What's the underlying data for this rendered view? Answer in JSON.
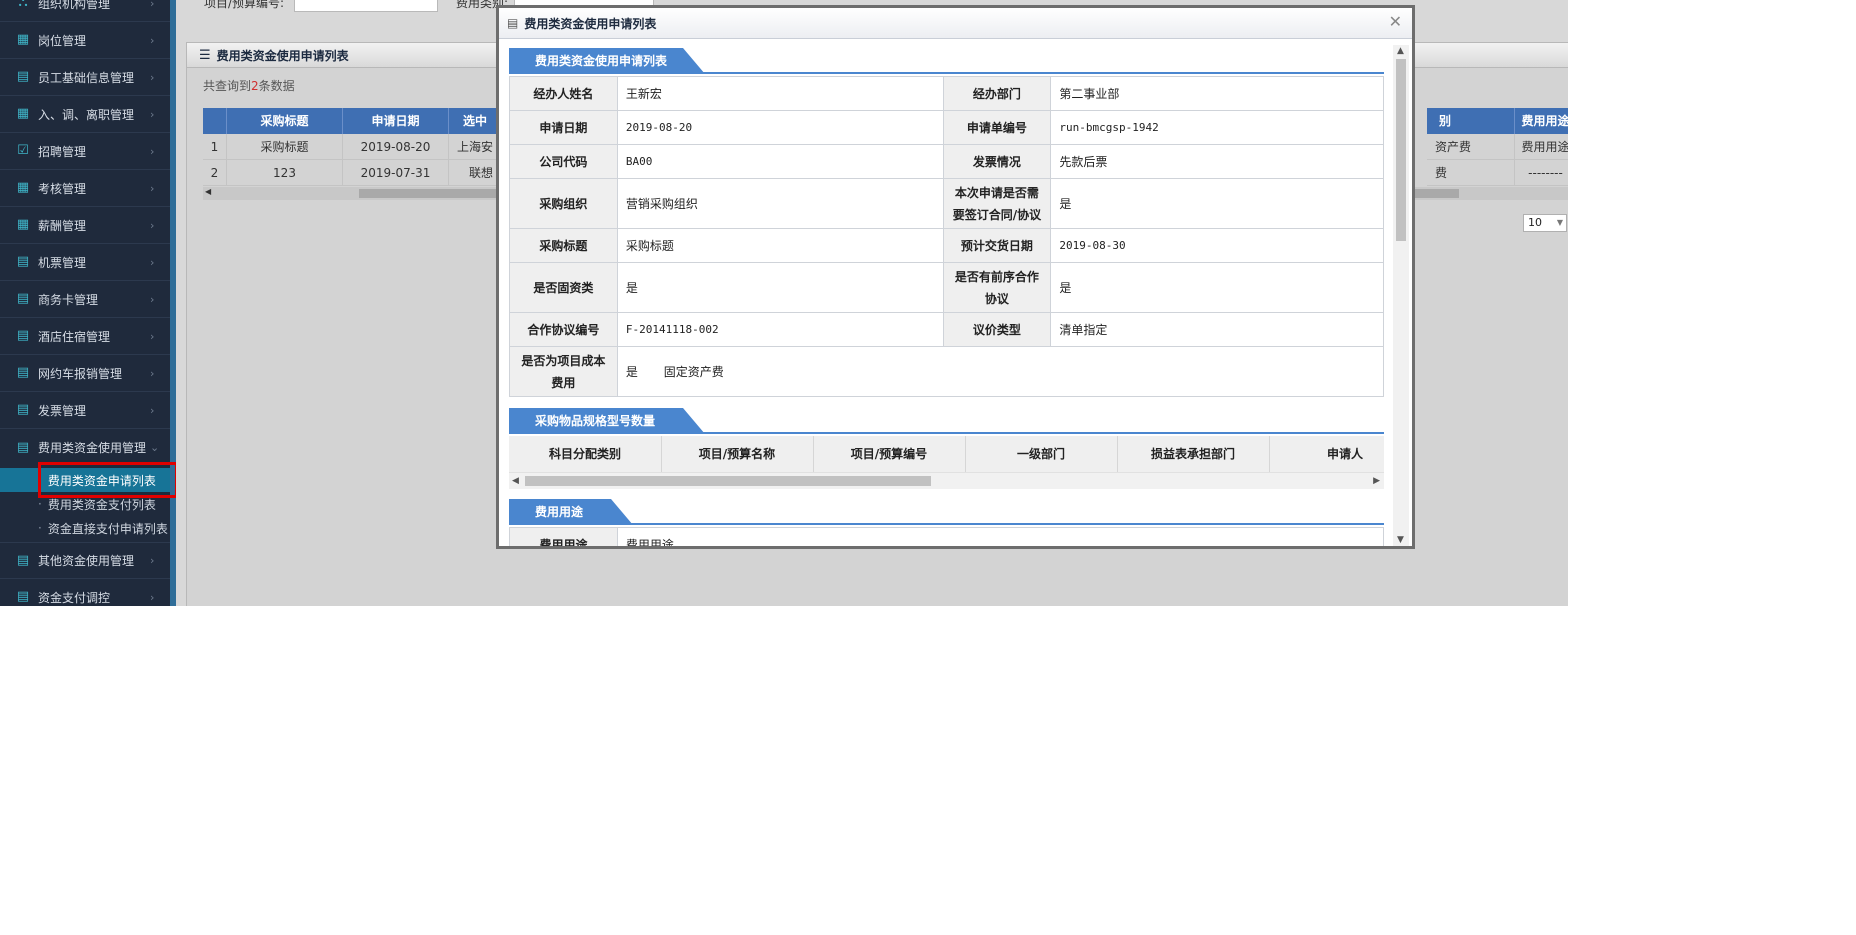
{
  "sidebar": {
    "items": [
      {
        "label": "组织机构管理",
        "icon": "org-icon"
      },
      {
        "label": "岗位管理",
        "icon": "calendar-icon"
      },
      {
        "label": "员工基础信息管理",
        "icon": "document-icon"
      },
      {
        "label": "入、调、离职管理",
        "icon": "calendar-icon"
      },
      {
        "label": "招聘管理",
        "icon": "check-calendar-icon"
      },
      {
        "label": "考核管理",
        "icon": "calendar-icon"
      },
      {
        "label": "薪酬管理",
        "icon": "calendar-icon"
      },
      {
        "label": "机票管理",
        "icon": "document-icon"
      },
      {
        "label": "商务卡管理",
        "icon": "document-icon"
      },
      {
        "label": "酒店住宿管理",
        "icon": "document-icon"
      },
      {
        "label": "网约车报销管理",
        "icon": "document-icon"
      },
      {
        "label": "发票管理",
        "icon": "document-icon"
      },
      {
        "label": "费用类资金使用管理",
        "icon": "document-icon"
      },
      {
        "label": "其他资金使用管理",
        "icon": "document-icon"
      },
      {
        "label": "资金支付调控",
        "icon": "document-icon"
      }
    ],
    "sub_items": [
      {
        "label": "费用类资金申请列表"
      },
      {
        "label": "费用类资金支付列表"
      },
      {
        "label": "资金直接支付申请列表"
      }
    ]
  },
  "main": {
    "filter": {
      "project_label": "项目/预算编号:",
      "type_label": "费用类别:"
    },
    "panel_title": "费用类资金使用申请列表",
    "count_prefix": "共查询到",
    "count_value": "2",
    "count_suffix": "条数据",
    "grid": {
      "headers": [
        "采购标题",
        "申请日期",
        "选中",
        "别",
        "费用用途"
      ],
      "rows": [
        [
          "采购标题",
          "2019-08-20",
          "上海安",
          "资产费",
          "费用用途"
        ],
        [
          "123",
          "2019-07-31",
          "联想",
          "费",
          "--------"
        ]
      ]
    },
    "page_size": "10"
  },
  "modal": {
    "title": "费用类资金使用申请列表",
    "section1": {
      "title": "费用类资金使用申请列表",
      "rows": [
        {
          "l1": "经办人姓名",
          "v1": "王新宏",
          "l2": "经办部门",
          "v2": "第二事业部"
        },
        {
          "l1": "申请日期",
          "v1": "2019-08-20",
          "l2": "申请单编号",
          "v2": "run-bmcgsp-1942"
        },
        {
          "l1": "公司代码",
          "v1": "BA00",
          "l2": "发票情况",
          "v2": "先款后票"
        },
        {
          "l1": "采购组织",
          "v1": "营销采购组织",
          "l2": "本次申请是否需要签订合同/协议",
          "v2": "是"
        },
        {
          "l1": "采购标题",
          "v1": "采购标题",
          "l2": "预计交货日期",
          "v2": "2019-08-30"
        },
        {
          "l1": "是否固资类",
          "v1": "是",
          "l2": "是否有前序合作协议",
          "v2": "是"
        },
        {
          "l1": "合作协议编号",
          "v1": "F-20141118-002",
          "l2": "议价类型",
          "v2": "清单指定"
        },
        {
          "l1": "是否为项目成本费用",
          "v1": "是",
          "v1b": "固定资产费"
        }
      ]
    },
    "section2": {
      "title": "采购物品规格型号数量",
      "headers": [
        "科目分配类别",
        "项目/预算名称",
        "项目/预算编号",
        "一级部门",
        "损益表承担部门",
        "申请人"
      ]
    },
    "section3": {
      "title": "费用用途",
      "label": "费用用途",
      "value": "费用用途"
    }
  },
  "colors": {
    "sidebar_bg": "#1f2a3c",
    "accent": "#4a86cf",
    "highlight": "#e00000",
    "active_sub": "#177497"
  }
}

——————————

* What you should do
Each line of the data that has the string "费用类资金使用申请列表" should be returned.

* Answer section
    "panel_title": "费用类资金使用申请列表",
    "title": "费用类资金使用申请列表",
      "title": "费用类资金使用申请列表",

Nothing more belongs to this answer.